Firstly, investors should ensure that the property achieves the highest valuation possible. This means keeping it well maintained and making some aesthetic improvements if necessary. Agents will often provide free valuations to give you an idea of the market price and can also offer advice on how to improve a property and which areas you should focus on. However, lenders will do their own valuations and in the current risk-averse environment, investors should be prepared for these to come in under what they believe the market value to be.
Secondly, shop around for a lender. Each lender has different assessment criteria and your approved amount could differ by ten of thousands of dollars between lenders. Be aware though that each application is recorded on your credit record and this could lead to rejection from your chosen lender if they see you have made multiple applications.
A good way to avoid this issue is to seek help from an experienced mortgage broker. They will know which lenders are likely to be more flexible with their borrowing capacities and can offer a variety of products from different lenders, at no cost to you.
As you grow your portfolio, diversify your lenders. Utilizing different lenders for different properties will give you greater flexibility of products, reduce risk and will provide more opportunity to further build your portfolio. It can be tempting to stay with the one lender for simplicity or you may be looking to co-secure the loan rather than taking out a separate one. While this strategy does have its benefits – potential costs savings and the advantage of not having to pay LMI if your deposit is less than 20% – there will ultimately be a limit as to what a single lender can offer.

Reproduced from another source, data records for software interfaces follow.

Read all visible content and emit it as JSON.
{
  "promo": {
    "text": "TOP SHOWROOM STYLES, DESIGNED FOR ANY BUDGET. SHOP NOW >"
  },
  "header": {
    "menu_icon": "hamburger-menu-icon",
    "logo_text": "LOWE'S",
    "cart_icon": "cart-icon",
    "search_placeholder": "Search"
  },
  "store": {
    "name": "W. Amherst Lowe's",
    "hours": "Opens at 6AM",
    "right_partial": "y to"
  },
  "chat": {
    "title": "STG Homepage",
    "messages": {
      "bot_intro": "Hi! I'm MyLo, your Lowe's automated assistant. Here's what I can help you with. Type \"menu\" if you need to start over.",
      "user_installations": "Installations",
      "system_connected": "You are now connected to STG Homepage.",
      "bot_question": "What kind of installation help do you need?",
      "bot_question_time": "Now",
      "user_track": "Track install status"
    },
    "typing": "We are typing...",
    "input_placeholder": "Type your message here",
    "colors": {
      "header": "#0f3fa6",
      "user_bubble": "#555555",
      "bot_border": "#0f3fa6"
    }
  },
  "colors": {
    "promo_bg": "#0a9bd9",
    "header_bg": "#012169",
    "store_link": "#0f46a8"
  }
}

If you really want to make your equity stretch further, you could choose to put down a deposit of less than 20%, take on the LMI, and invest in two properties. As LMI is a borrowing cost it is tax deductible over five years for investments. Many investors use this strategy to buy more than one property using their available equity.
In addition to the value of the property you are borrowing against and the equity it has created, the amount you will be able to borrow will also depend on a number of other factors such as the value of the new property, the rental income it will produce, other assets, income and your credit risk. It is important that the impact of these factors on your approval is carefully considered before you submit your application.
As always, professional financial advice is recommended to ensure you make the decisions best suited to your financial position. We recommend using a local area expert when considering finance – http://www.crawfordinternational.com.au/professional-services/